> _Your task_:
Copy every line from the records that holds the word "nueva".

> _Data for analysis_:
== Segment start ==

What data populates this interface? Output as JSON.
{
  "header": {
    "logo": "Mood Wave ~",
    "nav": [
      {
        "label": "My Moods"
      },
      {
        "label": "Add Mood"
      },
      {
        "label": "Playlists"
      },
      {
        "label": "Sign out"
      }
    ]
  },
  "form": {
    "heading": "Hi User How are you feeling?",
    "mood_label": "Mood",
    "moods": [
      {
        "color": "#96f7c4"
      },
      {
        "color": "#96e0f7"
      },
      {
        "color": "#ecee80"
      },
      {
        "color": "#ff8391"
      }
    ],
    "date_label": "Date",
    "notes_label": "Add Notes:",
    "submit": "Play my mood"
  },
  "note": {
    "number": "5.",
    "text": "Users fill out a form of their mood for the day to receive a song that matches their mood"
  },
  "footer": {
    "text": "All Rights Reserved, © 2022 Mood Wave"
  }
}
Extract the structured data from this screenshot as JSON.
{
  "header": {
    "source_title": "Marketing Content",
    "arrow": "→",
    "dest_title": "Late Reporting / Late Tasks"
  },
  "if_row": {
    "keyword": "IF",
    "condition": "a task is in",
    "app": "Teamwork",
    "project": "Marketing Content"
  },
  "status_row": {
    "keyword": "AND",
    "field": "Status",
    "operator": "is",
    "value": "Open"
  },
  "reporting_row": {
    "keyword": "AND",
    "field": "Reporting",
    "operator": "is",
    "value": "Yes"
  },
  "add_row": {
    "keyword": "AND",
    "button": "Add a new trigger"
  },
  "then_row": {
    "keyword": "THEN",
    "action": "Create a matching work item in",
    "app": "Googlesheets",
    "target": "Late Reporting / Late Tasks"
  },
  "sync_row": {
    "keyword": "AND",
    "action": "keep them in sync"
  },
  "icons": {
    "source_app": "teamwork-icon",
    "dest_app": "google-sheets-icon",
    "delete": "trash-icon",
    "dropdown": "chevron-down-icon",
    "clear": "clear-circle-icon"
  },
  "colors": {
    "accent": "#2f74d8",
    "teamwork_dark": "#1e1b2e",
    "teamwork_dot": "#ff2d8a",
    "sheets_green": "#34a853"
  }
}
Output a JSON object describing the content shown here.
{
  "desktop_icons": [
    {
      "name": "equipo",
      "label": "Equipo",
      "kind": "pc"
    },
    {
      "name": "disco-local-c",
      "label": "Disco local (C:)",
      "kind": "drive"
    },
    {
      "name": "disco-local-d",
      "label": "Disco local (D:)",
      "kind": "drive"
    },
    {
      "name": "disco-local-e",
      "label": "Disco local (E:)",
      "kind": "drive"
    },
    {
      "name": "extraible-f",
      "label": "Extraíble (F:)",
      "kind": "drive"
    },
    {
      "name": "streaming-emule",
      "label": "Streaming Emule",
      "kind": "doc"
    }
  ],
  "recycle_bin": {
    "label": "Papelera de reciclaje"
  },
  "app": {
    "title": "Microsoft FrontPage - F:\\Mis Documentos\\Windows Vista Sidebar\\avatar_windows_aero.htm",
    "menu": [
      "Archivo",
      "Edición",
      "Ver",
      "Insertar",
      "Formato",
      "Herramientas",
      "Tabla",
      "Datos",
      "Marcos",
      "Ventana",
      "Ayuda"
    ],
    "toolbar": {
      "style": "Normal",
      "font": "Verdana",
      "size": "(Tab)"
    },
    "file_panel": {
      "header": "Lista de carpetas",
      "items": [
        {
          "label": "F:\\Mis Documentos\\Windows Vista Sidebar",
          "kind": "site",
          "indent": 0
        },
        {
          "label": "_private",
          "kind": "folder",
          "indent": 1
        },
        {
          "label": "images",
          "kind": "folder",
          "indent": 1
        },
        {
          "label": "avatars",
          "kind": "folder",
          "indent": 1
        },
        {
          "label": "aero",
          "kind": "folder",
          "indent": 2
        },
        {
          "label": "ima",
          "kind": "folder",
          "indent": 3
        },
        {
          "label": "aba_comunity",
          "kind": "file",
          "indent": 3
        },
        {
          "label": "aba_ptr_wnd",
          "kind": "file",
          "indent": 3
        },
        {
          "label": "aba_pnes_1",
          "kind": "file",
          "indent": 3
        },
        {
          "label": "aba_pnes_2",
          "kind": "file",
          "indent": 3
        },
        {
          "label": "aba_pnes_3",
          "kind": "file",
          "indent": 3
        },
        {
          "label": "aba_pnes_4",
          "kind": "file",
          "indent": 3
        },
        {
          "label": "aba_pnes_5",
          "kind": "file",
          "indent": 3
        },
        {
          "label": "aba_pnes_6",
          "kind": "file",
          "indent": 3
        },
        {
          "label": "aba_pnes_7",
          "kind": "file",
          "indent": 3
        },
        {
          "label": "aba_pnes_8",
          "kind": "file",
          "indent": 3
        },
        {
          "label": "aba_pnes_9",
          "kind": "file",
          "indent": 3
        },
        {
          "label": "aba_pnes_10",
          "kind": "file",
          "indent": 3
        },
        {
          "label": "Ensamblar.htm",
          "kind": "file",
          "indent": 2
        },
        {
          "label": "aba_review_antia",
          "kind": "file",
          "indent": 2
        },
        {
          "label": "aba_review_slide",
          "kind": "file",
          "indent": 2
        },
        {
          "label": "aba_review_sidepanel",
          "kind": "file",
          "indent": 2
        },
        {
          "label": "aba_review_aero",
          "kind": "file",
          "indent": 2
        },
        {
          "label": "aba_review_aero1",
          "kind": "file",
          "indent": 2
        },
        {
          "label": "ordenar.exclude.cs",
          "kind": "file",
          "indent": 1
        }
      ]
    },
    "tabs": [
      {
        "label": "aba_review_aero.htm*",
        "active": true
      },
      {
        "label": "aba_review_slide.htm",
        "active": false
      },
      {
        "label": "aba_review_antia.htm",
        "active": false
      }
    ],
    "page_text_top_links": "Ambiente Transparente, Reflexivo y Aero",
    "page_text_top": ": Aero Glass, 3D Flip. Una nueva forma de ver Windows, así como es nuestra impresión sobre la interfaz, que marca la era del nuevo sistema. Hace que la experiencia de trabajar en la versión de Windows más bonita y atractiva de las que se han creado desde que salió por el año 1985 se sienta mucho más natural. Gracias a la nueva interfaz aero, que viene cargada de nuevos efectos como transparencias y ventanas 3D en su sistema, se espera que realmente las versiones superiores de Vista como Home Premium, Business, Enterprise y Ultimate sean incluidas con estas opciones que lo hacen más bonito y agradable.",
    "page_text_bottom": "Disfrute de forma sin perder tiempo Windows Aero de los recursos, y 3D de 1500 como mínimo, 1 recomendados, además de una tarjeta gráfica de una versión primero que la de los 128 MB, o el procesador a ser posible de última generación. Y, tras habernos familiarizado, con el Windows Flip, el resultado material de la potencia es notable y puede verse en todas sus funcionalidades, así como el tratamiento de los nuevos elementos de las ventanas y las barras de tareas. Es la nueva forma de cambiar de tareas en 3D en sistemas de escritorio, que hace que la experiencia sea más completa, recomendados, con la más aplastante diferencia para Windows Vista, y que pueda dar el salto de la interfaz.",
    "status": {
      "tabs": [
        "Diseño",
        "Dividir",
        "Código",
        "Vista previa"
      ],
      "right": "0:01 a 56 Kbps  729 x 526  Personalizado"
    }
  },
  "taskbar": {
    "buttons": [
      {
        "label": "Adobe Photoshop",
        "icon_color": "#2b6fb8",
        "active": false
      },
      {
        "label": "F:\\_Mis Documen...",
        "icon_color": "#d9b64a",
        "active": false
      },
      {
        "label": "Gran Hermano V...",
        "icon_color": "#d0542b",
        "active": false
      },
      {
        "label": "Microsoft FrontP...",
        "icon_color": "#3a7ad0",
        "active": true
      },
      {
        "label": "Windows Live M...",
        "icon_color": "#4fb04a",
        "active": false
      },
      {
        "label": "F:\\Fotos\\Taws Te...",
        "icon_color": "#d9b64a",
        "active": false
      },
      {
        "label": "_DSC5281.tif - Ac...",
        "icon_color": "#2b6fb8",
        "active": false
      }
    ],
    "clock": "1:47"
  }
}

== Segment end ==

> _Response area_:
    "page_text_top": ": Aero Glass, 3D Flip. Una nueva forma de ver Windows, así como es nuestra impresión sobre la interfaz, que marca la era del nuevo sistema. Hace que la experiencia de trabajar en la versión de Windows más bonita y atractiva de las que se han creado desde que salió por el año 1985 se sienta mucho más natural. Gracias a la nueva interfaz aero, que viene cargada de nuevos efectos como transparencias y ventanas 3D en su sistema, se espera que realmente las versiones superiores de Vista como Home Premium, Business, Enterprise y Ultimate sean incluidas con estas opciones que lo hacen más bonito y agradable.",
    "page_text_bottom": "Disfrute de forma sin perder tiempo Windows Aero de los recursos, y 3D de 1500 como mínimo, 1 recomendados, además de una tarjeta gráfica de una versión primero que la de los 128 MB, o el procesador a ser posible de última generación. Y, tras habernos familiarizado, con el Windows Flip, el resultado material de la potencia es notable y puede verse en todas sus funcionalidades, así como el tratamiento de los nuevos elementos de las ventanas y las barras de tareas. Es la nueva forma de cambiar de tareas en 3D en sistemas de escritorio, que hace que la experiencia sea más completa, recomendados, con la más aplastante diferencia para Windows Vista, y que pueda dar el salto de la interfaz.",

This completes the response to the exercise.